The 10th U.S. Circuit Court of Appeals agreed with a district court’s finding that the Employee Retirement Income Security Act’s (ERISA’s) nonforfeitability provisions cannot be interpreted to mean that the plan must act as “insurer against any and all wrongful actions by third parties.” The plan paid the benefits according to its procedures and plan terms, and rightfully determined it should not pay the benefits twice because of William Foster’s failure to comply with his obligations to ensure the plan had his correct address. The plan had sent a new PIN for accessing his account to the address it had on file.
The appellate court concluded that “nonforfeitable” does not mean “guaranteed,” and that the plain language of the law says “it is the claim to the benefit, rather than the benefit itself, that must be ‘unconditional’ and ‘legally enforceable against the plan.’” Foster’s claim to his benefits was “unconditional” insofar as it was not conditioned upon any further employment or action on his part. He was fully vested and the plan did not attempt to impose any impermissible conditions on Foster’s right to claim benefits.
The court found that the employer and plan did nothing wrong. The decision to process account withdrawals was based on receipt of a procedurally sound request. According to the court’s opinion, Foster was fully informed of how the plan would allow him access to his money, and that someone with the correct User ID and PIN would be treated as the legal participant for purposes of processing withdrawals.

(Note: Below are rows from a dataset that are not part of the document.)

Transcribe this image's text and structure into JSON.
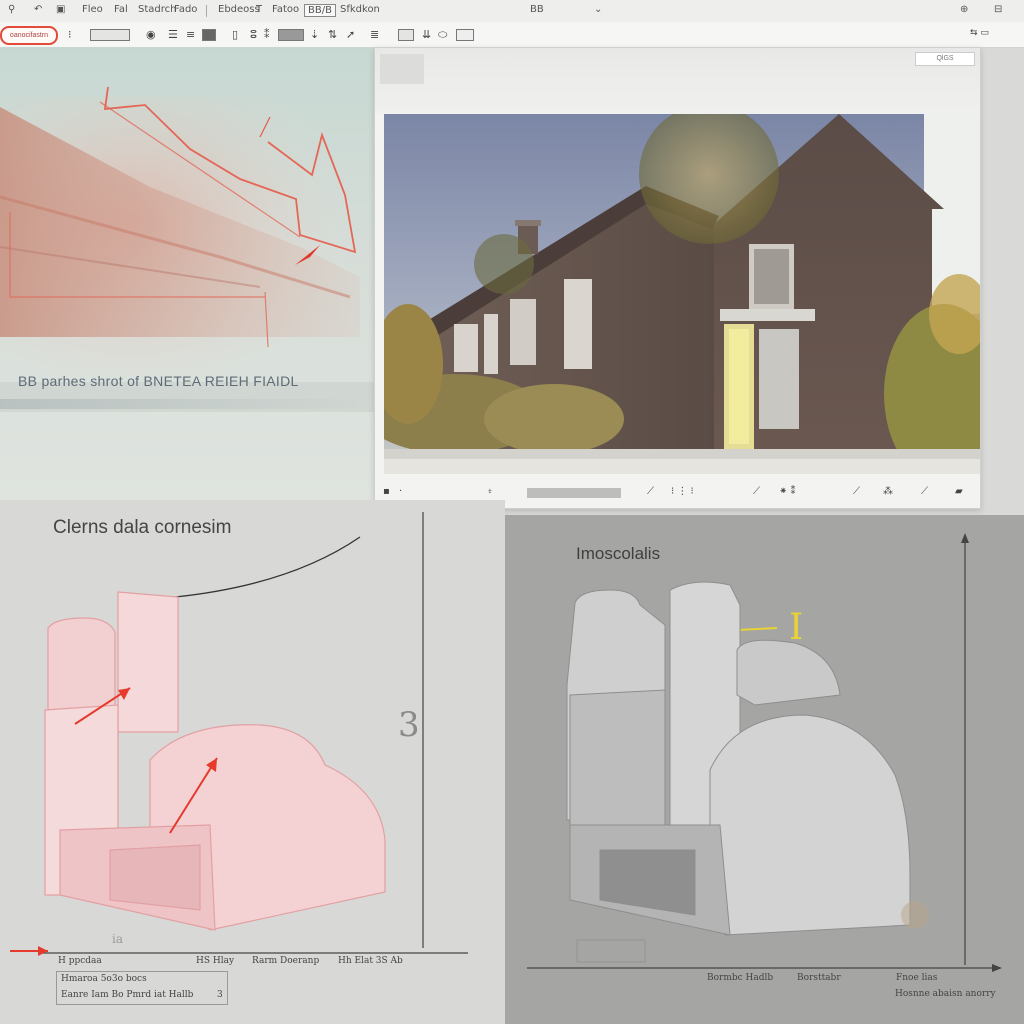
{
  "menu": {
    "items": [
      "Fleo",
      "Fal",
      "Stadrch",
      "Fado",
      "Ebdeoss",
      "Fatoo",
      "BB/B",
      "Sfkdkon"
    ],
    "center_mark": "BB"
  },
  "ribbon": {
    "highlight_text": "oanocifastrn"
  },
  "viewer": {
    "search_placeholder": "QlGS"
  },
  "top_left": {
    "caption": "BB  parhes shrot  of BNETEA REIEH FIAIDL"
  },
  "bottom_left": {
    "title": "Clerns dala cornesim",
    "side_number": "3",
    "arrow_label": "ia",
    "axis_labels": [
      "H ppcdaa",
      "HS Hlay",
      "Rarm Doeranp",
      "Hh Elat 3S Ab"
    ],
    "legend_rows": [
      "Hmaroa 5o3o bocs",
      "Eanre Iam Bo Pmrd iat Hallb",
      "3"
    ]
  },
  "bottom_right": {
    "title": "Imoscolalis",
    "axis_labels": [
      "Bormbc Hadlb",
      "Borsttabr",
      "Fnoe lias"
    ],
    "footnote": "Hosnne abaisn anorry"
  }
}
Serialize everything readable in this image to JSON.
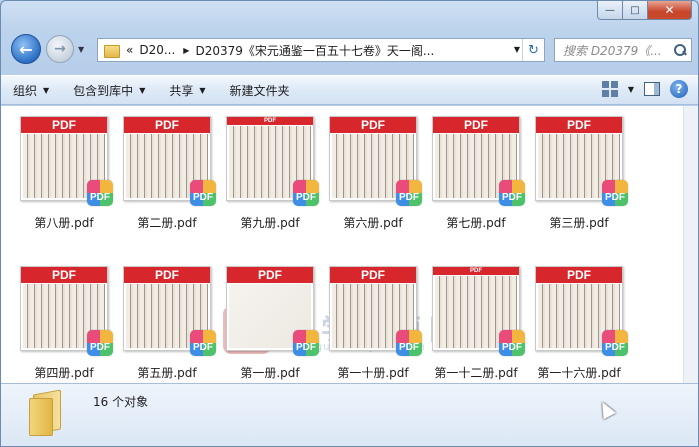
{
  "window": {
    "caption": {
      "minimize": "—",
      "maximize": "□",
      "close": "✕"
    }
  },
  "nav": {
    "back_icon": "←",
    "forward_icon": "→",
    "history_icon": "▼",
    "address": {
      "prefix": "«",
      "segment1": "D20...",
      "segment2": "D20379《宋元通鉴一百五十七卷》天一阁...",
      "dropdown": "▼",
      "refresh": "↻"
    },
    "search_placeholder": "搜索 D20379《..."
  },
  "toolbar": {
    "organize": "组织",
    "include_in_library": "包含到库中",
    "share": "共享",
    "new_folder": "新建文件夹",
    "dropdown_glyph": "▼",
    "help": "?"
  },
  "files": [
    {
      "name": "第八册.pdf",
      "band": "PDF",
      "badge": "PDF"
    },
    {
      "name": "第二册.pdf",
      "band": "PDF",
      "badge": "PDF"
    },
    {
      "name": "第九册.pdf",
      "band": "PDF",
      "badge": "PDF"
    },
    {
      "name": "第六册.pdf",
      "band": "PDF",
      "badge": "PDF"
    },
    {
      "name": "第七册.pdf",
      "band": "PDF",
      "badge": "PDF"
    },
    {
      "name": "第三册.pdf",
      "band": "PDF",
      "badge": "PDF"
    },
    {
      "name": "第四册.pdf",
      "band": "PDF",
      "badge": "PDF"
    },
    {
      "name": "第五册.pdf",
      "band": "PDF",
      "badge": "PDF"
    },
    {
      "name": "第一册.pdf",
      "band": "PDF",
      "badge": "PDF"
    },
    {
      "name": "第一十册.pdf",
      "band": "PDF",
      "badge": "PDF"
    },
    {
      "name": "第一十二册.pdf",
      "band": "PDF",
      "badge": "PDF"
    },
    {
      "name": "第一十六册.pdf",
      "band": "PDF",
      "badge": "PDF"
    }
  ],
  "watermark": {
    "logo_char": "國",
    "title": "国学资源网",
    "url": "www.guoxueziyuan.com"
  },
  "status": {
    "count": "16 个对象"
  }
}
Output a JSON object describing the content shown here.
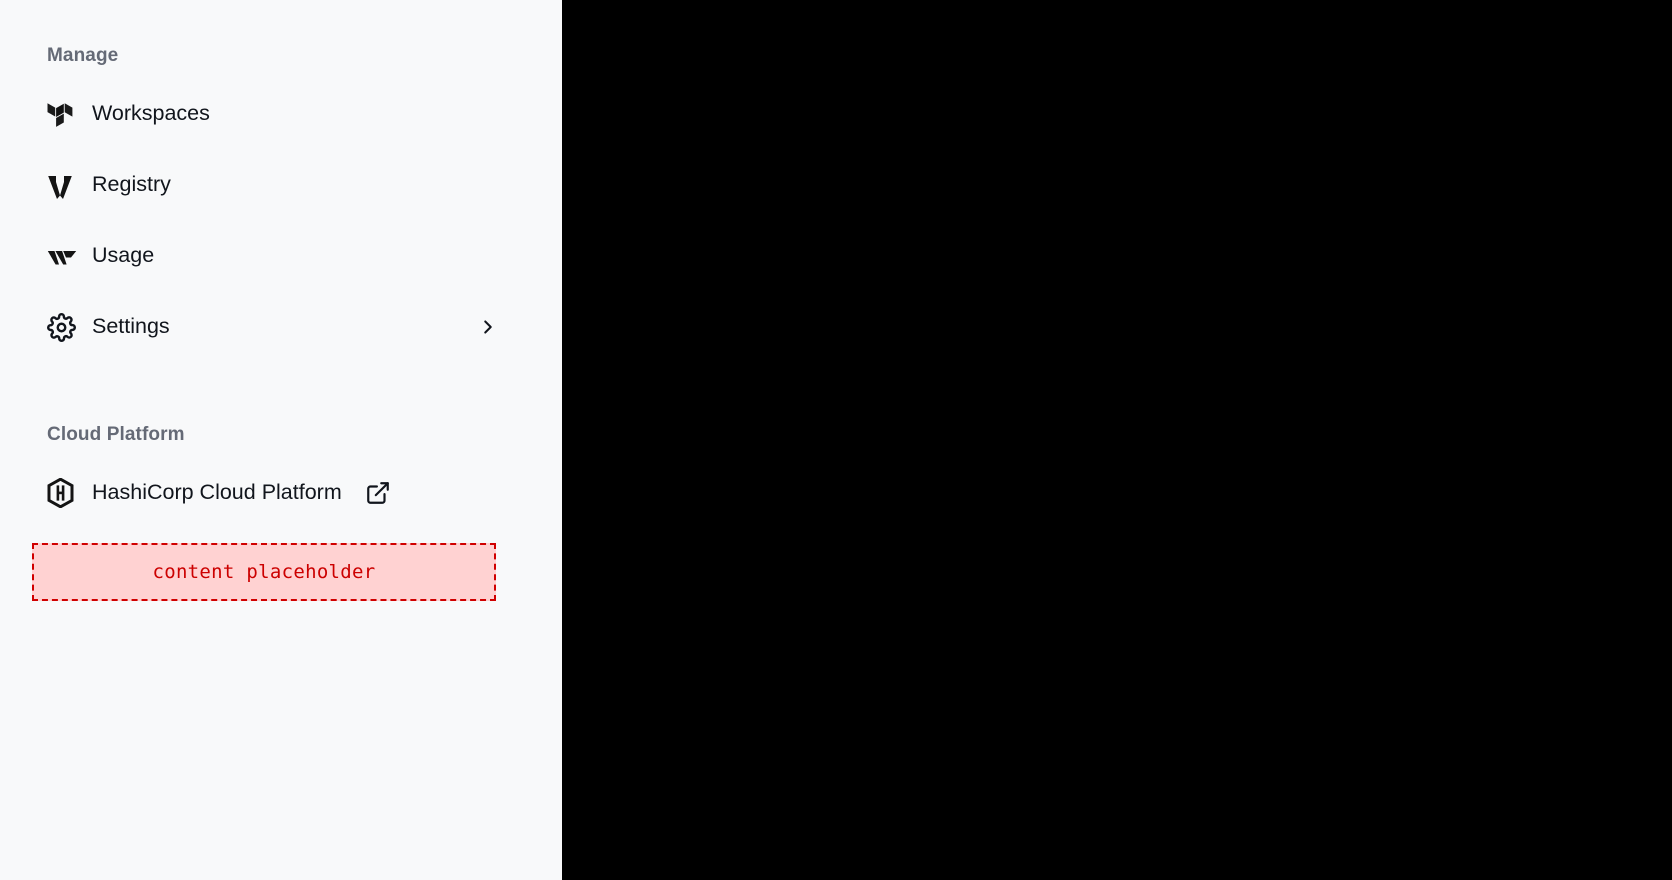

Foster failed to notify the plan of his new address until 15 months following his split from his wife. In the meantime, the plan mailed a document to the Foster home describing changes in how participants would access their accounts (see “401(k) Participant at Fault in Account Withdrawal Dispute”). It included an explanation of how a User ID created by the participant would replace the social security number for identification purposes. Foster’s ex-wife received the document and made an online request to put in place a new User ID, which the plan confirmed in April 2005. The following month, she changed the account password, changed the listed permanent address to a post office box and withdrew $4,000 from the account. During the next several months, she drained the account.
The 10th Circuit’s opinion in Foster v. PPG Industries Inc. is at http://www.ca10.uscourts.gov/opinions/10/10-5123.pdf.